TASK GOAL: Search the records for the string "Transport" and return each line that has it.

SUPPLIED RECORDS:
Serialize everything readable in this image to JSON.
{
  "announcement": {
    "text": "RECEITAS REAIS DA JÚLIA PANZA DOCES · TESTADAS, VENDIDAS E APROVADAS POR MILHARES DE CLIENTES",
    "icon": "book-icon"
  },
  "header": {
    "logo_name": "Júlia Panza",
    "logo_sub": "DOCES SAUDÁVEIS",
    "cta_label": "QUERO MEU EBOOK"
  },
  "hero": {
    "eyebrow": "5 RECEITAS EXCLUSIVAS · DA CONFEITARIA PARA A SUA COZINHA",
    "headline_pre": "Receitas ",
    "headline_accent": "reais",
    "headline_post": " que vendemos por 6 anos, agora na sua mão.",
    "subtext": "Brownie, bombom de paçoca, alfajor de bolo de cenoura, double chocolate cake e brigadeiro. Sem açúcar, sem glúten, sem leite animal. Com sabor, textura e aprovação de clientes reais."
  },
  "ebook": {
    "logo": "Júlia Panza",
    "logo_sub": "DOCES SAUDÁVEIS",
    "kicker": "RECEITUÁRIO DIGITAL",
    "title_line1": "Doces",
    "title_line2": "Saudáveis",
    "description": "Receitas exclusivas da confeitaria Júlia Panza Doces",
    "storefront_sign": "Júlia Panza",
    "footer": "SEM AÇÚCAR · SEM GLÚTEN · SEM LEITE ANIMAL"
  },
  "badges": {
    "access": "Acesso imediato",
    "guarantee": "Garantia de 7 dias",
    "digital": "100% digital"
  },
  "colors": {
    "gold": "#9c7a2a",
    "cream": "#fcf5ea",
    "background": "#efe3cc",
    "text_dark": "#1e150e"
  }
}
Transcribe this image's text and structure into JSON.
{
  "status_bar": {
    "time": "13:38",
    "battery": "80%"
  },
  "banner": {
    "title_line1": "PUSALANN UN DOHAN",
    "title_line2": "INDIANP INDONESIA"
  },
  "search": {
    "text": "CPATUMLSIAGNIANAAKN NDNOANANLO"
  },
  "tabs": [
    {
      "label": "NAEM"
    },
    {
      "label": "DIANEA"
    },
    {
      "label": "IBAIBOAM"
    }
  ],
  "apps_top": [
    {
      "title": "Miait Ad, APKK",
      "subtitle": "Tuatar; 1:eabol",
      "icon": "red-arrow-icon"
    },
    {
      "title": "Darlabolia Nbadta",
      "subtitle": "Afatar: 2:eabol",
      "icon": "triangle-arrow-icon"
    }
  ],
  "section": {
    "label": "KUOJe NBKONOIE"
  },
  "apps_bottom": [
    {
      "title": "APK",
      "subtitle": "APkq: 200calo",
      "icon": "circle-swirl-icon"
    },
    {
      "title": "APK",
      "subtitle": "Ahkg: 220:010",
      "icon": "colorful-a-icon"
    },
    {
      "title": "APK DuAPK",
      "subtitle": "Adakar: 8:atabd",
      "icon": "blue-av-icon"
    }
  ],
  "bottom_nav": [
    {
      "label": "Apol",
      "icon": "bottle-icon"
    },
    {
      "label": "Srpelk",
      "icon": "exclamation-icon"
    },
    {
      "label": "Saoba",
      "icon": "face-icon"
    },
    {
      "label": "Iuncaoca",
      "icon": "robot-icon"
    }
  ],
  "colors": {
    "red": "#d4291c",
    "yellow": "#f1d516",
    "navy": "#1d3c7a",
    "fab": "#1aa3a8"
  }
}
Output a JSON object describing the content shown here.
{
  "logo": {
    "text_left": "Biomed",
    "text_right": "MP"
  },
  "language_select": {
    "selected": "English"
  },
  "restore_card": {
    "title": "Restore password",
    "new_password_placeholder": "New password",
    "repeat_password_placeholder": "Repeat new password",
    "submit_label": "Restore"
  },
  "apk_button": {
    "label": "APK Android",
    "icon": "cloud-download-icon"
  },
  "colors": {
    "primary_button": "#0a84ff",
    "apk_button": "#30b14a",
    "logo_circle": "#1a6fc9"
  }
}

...

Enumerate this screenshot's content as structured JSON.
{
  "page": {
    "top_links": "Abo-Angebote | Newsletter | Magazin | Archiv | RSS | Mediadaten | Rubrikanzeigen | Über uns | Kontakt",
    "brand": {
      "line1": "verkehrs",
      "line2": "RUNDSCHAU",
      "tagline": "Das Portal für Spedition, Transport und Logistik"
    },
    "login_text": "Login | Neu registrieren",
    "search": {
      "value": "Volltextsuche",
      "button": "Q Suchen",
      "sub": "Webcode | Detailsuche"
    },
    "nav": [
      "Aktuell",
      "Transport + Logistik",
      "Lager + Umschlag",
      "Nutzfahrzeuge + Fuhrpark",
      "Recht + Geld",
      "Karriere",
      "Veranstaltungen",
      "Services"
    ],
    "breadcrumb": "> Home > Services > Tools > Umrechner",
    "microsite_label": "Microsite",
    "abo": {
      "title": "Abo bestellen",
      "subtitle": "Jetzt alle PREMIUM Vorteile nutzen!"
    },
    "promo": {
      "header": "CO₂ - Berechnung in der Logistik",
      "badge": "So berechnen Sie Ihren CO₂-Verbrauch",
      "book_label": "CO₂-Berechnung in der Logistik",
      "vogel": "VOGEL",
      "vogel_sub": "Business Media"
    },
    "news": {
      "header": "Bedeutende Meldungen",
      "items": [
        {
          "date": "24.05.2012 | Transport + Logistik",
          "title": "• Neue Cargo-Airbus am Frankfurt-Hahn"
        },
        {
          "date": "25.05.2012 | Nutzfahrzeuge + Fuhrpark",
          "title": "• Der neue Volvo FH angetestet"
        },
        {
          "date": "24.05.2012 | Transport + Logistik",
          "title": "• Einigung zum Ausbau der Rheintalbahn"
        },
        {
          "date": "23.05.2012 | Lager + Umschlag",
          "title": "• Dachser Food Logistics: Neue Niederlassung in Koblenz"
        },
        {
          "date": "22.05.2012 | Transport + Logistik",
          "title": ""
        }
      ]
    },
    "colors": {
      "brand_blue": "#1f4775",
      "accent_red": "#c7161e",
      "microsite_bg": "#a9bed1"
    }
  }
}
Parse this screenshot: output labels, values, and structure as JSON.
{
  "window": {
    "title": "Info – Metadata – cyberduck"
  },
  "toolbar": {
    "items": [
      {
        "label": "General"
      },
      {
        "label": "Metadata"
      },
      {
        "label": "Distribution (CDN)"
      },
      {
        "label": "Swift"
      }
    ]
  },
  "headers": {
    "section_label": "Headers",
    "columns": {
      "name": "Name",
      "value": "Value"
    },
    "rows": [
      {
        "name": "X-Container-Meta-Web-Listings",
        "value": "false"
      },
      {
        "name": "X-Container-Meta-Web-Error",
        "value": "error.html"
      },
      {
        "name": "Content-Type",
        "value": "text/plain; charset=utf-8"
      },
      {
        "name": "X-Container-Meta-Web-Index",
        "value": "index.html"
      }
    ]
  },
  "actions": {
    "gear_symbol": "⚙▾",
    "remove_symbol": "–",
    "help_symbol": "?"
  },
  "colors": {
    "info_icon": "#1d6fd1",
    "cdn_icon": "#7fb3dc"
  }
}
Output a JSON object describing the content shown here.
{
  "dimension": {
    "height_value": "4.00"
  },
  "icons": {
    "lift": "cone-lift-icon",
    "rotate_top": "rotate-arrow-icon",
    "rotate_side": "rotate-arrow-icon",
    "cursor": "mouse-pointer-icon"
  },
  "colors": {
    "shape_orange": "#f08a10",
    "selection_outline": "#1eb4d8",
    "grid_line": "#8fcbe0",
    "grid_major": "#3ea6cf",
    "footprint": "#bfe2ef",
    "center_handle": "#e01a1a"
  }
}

TASK OUTPUT:
      "tagline": "Das Portal für Spedition, Transport und Logistik"
      "Transport + Logistik",
          "date": "24.05.2012 | Transport + Logistik",
          "date": "24.05.2012 | Transport + Logistik",
          "date": "22.05.2012 | Transport + Logistik",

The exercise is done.